Assignment >>
Copy every line of the material exactly as it stands.

Content starts

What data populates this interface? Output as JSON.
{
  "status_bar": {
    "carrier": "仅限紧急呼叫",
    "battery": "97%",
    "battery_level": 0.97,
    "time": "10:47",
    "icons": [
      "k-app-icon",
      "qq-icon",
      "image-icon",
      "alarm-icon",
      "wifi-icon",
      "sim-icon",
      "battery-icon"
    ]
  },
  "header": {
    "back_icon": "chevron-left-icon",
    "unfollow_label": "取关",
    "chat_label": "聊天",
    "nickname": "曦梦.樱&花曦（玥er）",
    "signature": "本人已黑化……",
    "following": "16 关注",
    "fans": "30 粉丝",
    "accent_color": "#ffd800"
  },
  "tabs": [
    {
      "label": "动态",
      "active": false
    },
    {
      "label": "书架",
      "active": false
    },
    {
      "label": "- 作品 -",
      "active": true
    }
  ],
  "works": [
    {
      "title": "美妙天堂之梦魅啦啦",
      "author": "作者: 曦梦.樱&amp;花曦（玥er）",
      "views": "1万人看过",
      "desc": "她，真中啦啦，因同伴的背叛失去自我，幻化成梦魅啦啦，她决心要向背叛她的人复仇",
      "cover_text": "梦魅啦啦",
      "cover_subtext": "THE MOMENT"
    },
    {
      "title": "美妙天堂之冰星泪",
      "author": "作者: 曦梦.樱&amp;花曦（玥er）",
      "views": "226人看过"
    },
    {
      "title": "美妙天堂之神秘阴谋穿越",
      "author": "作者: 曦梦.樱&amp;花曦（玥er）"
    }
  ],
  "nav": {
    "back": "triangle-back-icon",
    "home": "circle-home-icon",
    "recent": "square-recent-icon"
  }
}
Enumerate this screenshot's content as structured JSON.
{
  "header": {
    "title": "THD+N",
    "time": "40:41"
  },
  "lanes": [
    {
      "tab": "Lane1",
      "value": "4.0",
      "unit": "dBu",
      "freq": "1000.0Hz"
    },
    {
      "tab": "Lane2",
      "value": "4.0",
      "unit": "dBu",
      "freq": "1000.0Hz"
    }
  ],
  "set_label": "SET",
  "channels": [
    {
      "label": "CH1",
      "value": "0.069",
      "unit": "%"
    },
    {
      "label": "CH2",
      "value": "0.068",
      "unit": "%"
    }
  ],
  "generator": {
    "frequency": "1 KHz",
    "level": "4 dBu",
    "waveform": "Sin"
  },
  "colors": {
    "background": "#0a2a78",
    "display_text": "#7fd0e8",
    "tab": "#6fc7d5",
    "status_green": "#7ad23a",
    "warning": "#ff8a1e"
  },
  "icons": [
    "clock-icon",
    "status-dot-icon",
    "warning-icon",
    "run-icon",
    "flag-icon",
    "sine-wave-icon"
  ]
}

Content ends

Written reply >>
What data populates this interface? Output as JSON.
{
  "status_bar": {
    "carrier": "仅限紧急呼叫",
    "battery": "97%",
    "battery_level": 0.97,
    "time": "10:47",
    "icons": [
      "k-app-icon",
      "qq-icon",
      "image-icon",
      "alarm-icon",
      "wifi-icon",
      "sim-icon",
      "battery-icon"
    ]
  },
  "header": {
    "back_icon": "chevron-left-icon",
    "unfollow_label": "取关",
    "chat_label": "聊天",
    "nickname": "曦梦.樱&花曦（玥er）",
    "signature": "本人已黑化……",
    "following": "16 关注",
    "fans": "30 粉丝",
    "accent_color": "#ffd800"
  },
  "tabs": [
    {
      "label": "动态",
      "active": false
    },
    {
      "label": "书架",
      "active": false
    },
    {
      "label": "- 作品 -",
      "active": true
    }
  ],
  "works": [
    {
      "title": "美妙天堂之梦魅啦啦",
      "author": "作者: 曦梦.樱&amp;花曦（玥er）",
      "views": "1万人看过",
      "desc": "她，真中啦啦，因同伴的背叛失去自我，幻化成梦魅啦啦，她决心要向背叛她的人复仇",
      "cover_text": "梦魅啦啦",
      "cover_subtext": "THE MOMENT"
    },
    {
      "title": "美妙天堂之冰星泪",
      "author": "作者: 曦梦.樱&amp;花曦（玥er）",
      "views": "226人看过"
    },
    {
      "title": "美妙天堂之神秘阴谋穿越",
      "author": "作者: 曦梦.樱&amp;花曦（玥er）"
    }
  ],
  "nav": {
    "back": "triangle-back-icon",
    "home": "circle-home-icon",
    "recent": "square-recent-icon"
  }
}
Enumerate this screenshot's content as structured JSON.
{
  "header": {
    "title": "THD+N",
    "time": "40:41"
  },
  "lanes": [
    {
      "tab": "Lane1",
      "value": "4.0",
      "unit": "dBu",
      "freq": "1000.0Hz"
    },
    {
      "tab": "Lane2",
      "value": "4.0",
      "unit": "dBu",
      "freq": "1000.0Hz"
    }
  ],
  "set_label": "SET",
  "channels": [
    {
      "label": "CH1",
      "value": "0.069",
      "unit": "%"
    },
    {
      "label": "CH2",
      "value": "0.068",
      "unit": "%"
    }
  ],
  "generator": {
    "frequency": "1 KHz",
    "level": "4 dBu",
    "waveform": "Sin"
  },
  "colors": {
    "background": "#0a2a78",
    "display_text": "#7fd0e8",
    "tab": "#6fc7d5",
    "status_green": "#7ad23a",
    "warning": "#ff8a1e"
  },
  "icons": [
    "clock-icon",
    "status-dot-icon",
    "warning-icon",
    "run-icon",
    "flag-icon",
    "sine-wave-icon"
  ]
}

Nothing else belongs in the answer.